    Dr. Marcello Messina started his scientific carrier on CHORUS experiment where he did his Master thesis and PhD thesis on neutrino oscillation. Subsequently he had different coordination positions in the ICARUS while he was PostDoc at ETHZ and in the T2K experiment while he was Oberassitent at the University of Bern. From 2011 he expanded his scientific interests in the field of direct search fro Dark Matter joining the XENON1T experiment with a position of Research Scientist at the Columbia University. He has been the coordinator of the R&D that brought to the construction of the XNON1T experiment, of which he was appointed as commissioning manager. In 2017-2018 he moved on a position of Senior Research scientist at the New York University in Abu Dhabi.
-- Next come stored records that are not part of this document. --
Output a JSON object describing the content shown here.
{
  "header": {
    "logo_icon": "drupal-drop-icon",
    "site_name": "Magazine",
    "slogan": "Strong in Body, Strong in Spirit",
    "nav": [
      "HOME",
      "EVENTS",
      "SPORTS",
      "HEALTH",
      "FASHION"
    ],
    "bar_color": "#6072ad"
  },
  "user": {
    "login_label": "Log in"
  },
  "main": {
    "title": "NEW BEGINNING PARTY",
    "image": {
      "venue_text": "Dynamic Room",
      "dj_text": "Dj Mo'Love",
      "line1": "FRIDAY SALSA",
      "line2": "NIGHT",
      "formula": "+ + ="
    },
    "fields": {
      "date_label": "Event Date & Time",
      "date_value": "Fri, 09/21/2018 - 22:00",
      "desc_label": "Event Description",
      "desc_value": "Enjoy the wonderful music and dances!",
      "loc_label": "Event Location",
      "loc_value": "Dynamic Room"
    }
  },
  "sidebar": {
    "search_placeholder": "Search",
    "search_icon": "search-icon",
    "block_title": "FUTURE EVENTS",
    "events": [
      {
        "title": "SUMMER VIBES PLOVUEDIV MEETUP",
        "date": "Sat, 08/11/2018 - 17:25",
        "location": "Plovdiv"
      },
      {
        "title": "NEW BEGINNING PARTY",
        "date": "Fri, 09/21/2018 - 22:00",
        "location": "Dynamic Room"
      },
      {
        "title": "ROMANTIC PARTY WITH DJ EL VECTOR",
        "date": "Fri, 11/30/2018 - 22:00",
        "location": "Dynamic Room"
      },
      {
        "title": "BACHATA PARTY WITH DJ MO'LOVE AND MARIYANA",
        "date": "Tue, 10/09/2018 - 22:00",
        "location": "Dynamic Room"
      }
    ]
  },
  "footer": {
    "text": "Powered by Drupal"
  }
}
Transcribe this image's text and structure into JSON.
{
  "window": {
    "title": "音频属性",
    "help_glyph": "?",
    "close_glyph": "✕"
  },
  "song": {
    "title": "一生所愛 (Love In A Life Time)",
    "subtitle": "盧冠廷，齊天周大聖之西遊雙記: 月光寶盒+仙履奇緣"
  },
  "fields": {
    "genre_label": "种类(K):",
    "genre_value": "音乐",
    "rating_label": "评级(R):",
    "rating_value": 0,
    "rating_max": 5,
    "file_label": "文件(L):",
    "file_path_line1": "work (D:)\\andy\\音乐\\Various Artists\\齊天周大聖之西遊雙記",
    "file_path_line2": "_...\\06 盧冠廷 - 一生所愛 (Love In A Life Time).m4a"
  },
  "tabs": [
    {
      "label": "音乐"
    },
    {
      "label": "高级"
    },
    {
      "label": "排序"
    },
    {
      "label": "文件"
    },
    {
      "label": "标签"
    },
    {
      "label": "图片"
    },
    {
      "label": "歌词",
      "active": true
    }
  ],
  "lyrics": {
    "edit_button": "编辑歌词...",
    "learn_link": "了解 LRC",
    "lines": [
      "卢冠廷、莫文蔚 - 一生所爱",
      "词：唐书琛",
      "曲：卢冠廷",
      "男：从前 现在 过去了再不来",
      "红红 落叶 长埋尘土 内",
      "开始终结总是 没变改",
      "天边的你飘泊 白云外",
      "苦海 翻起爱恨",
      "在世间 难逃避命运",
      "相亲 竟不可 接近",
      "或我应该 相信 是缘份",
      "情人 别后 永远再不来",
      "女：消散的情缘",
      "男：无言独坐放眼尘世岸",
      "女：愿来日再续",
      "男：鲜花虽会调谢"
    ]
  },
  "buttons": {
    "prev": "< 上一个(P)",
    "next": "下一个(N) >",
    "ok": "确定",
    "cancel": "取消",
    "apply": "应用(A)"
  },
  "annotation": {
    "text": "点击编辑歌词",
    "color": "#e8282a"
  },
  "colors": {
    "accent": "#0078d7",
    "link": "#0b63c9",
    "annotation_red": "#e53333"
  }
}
In this period he was appointed as Technical Coordinator of the XENONnTexperiment. On May 2019 he came back to Italy on the position of Primo Ricercatore INFN. He is presently one of the Spokesperson fo the PTOLEMY project devoted to relic neutrino search.

    Dark Matter

  • Dr. Laszlo Csedreki
    Gran Sasso National Laboratory

    Dr. László Csedreki graduated in Environmental Science at the University of Debrecen and he began his scientific carrier in the Institute for Nuclear Research (Atomki), Debrecen, Hungary in 2009. As a physicist, he acquired broad experience in the field of Ion Beam Analysis (IBA) regarding the development and application of IBA techniques, and the measurement of nuclear reaction cross-sections for analytical purposes. He received his PhD in 2015 at University of Debrecen. He is currently a Post-doctoral Researcher at the Gran Sasso Science Institute (GSSI) and since 2016, he is working in the Laboratory for Underground Nuclear Astrophysics (LUNA) collaboration, which focuses on the fusion reactions, contributing to the chemical elements synthesis and energy production of stars. This activity is based on the world-leading underground accelerator laboratory in the Gran Sasso National Laboratory (INFN LNGS), Italy, which is the largest underground research center of the world. Recently, he focuses on the direct measurement of the 13C(α,n)16O nuclear reaction down to its Gamow window, which work is essential to the complex understanding of the astrophysical s-process. That process is responsible for the production of about half of the heavier elements above the iron group.

    Nuclear Matter

  • Paolo Gorla
    Gran Sasso National Laboratory

    Paolo Gorla is a staff scientist at Laboratori Nazionali del Gran Sasso (LNGS) - Istituto Nazionale di Fisica Nucleare since 2015. He got his undergraduate degree in Physics in 2002 from University of Milano and his Ph.D. in 2005 from University of Milano-Bicocca. From his undergraduate thesis he started working at LNGS, studying the properties of neutrinos. Today his main scientific commitments are the CUORE experiment, to search for the Majorana nature of the neutrino, and in the CRESST experiment, to search the Dark Matter of the universe.

    Double Beta Decay

  • Dr. Nicola Rossi
    Gran Sasso National Laboratory

    Dr. Nicola Rossi graduated in physics at the University of L'Aquila with 110/110 cum laude and obtained his PhD in 2008 in the same institute. Since 2014 he is a INFN researcher (from 2016, staff researcher). His past and present research interests are mainly focused on experimental neutrino physics and dark matter direct search. In particular, solar neutrino physics with liquid scintillator, with specific interest in the pp-chain neutrinos detection and CNO neutrino detection strategy development in BOREXINO; cosmic neutrino background detection withtritium in PTOLEMY; dark matter direct detection with double phase liquid argon TPC in DarkSide-50 and DarkSide-20k; dark matter directionality within the ReD project; finally, dark matter direct detection with NaI crystals with SABRE and with the LArNaI INFN R&D project.

    Neutrino Physics